▸ **WHAT NEEDS TO BE DONE**
Please find the lines in the entries below that contain the word "Lightroom", and copy each one.

----- PROVIDED MATERIAL

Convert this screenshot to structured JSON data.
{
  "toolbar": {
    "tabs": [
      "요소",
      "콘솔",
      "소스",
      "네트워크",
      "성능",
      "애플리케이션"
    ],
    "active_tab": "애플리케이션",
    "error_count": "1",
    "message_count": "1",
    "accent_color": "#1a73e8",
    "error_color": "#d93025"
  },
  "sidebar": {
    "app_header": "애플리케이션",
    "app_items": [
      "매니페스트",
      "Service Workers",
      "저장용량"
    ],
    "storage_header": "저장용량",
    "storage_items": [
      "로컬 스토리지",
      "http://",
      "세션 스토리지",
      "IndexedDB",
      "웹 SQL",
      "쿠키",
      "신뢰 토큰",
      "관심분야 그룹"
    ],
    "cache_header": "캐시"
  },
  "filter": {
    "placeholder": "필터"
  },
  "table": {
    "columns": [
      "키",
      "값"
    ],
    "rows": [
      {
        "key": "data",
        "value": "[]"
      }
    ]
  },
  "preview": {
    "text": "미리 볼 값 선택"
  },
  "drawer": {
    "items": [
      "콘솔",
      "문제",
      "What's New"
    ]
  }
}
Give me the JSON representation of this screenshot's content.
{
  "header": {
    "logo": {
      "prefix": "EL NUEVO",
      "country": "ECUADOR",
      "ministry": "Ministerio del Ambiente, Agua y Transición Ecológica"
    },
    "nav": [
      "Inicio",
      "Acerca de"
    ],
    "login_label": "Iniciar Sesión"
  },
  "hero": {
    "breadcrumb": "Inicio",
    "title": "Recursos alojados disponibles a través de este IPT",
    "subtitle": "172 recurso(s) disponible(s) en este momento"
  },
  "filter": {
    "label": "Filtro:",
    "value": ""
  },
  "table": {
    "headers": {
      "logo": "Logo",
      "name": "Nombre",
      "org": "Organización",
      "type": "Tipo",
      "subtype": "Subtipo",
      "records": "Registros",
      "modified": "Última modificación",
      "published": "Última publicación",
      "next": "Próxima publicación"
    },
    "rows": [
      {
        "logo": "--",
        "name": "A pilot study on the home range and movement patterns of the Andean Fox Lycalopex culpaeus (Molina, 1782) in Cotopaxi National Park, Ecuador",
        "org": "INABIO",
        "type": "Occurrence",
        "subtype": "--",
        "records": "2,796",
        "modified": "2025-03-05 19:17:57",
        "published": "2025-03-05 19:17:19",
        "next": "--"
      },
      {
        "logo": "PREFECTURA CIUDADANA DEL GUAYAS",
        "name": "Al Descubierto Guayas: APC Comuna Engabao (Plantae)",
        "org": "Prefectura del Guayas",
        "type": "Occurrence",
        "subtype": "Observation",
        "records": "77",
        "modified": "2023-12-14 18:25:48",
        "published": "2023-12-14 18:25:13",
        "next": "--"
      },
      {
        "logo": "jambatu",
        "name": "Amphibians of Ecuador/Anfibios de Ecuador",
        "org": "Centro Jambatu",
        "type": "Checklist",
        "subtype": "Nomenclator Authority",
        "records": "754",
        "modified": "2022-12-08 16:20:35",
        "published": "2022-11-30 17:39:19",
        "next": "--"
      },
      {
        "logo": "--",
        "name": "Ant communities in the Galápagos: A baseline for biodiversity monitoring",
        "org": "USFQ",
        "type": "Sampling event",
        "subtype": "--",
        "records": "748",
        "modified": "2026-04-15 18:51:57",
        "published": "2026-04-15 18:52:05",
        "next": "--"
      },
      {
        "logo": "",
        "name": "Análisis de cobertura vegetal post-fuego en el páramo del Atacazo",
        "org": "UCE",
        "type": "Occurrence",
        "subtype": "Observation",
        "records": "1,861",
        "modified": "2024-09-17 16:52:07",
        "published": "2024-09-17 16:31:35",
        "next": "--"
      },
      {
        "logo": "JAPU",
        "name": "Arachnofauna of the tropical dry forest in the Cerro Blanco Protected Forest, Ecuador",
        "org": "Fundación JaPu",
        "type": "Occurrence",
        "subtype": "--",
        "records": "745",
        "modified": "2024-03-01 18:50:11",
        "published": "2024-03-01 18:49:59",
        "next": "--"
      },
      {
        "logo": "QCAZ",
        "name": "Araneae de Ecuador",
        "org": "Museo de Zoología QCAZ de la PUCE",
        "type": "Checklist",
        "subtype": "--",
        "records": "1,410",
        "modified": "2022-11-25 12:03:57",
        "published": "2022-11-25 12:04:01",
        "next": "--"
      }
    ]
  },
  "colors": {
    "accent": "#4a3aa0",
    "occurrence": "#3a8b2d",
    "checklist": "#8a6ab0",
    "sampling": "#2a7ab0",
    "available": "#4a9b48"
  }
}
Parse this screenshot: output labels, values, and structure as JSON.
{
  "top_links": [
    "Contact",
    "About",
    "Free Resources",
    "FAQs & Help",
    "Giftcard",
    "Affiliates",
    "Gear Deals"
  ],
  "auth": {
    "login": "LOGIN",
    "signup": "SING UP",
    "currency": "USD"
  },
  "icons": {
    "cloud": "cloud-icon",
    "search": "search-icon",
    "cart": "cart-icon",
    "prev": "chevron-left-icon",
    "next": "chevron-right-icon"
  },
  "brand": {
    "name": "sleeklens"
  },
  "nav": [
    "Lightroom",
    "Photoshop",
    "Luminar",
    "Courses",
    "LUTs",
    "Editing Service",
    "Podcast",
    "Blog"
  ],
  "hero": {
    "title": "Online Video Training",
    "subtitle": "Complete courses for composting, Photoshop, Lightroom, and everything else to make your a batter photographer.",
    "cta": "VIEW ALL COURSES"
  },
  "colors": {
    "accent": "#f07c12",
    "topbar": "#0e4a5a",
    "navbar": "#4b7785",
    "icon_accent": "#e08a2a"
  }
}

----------

▸ **TASK ANSWER**
    "Lightroom",
    "subtitle": "Complete courses for composting, Photoshop, Lightroom, and everything else to make your a batter photographer.",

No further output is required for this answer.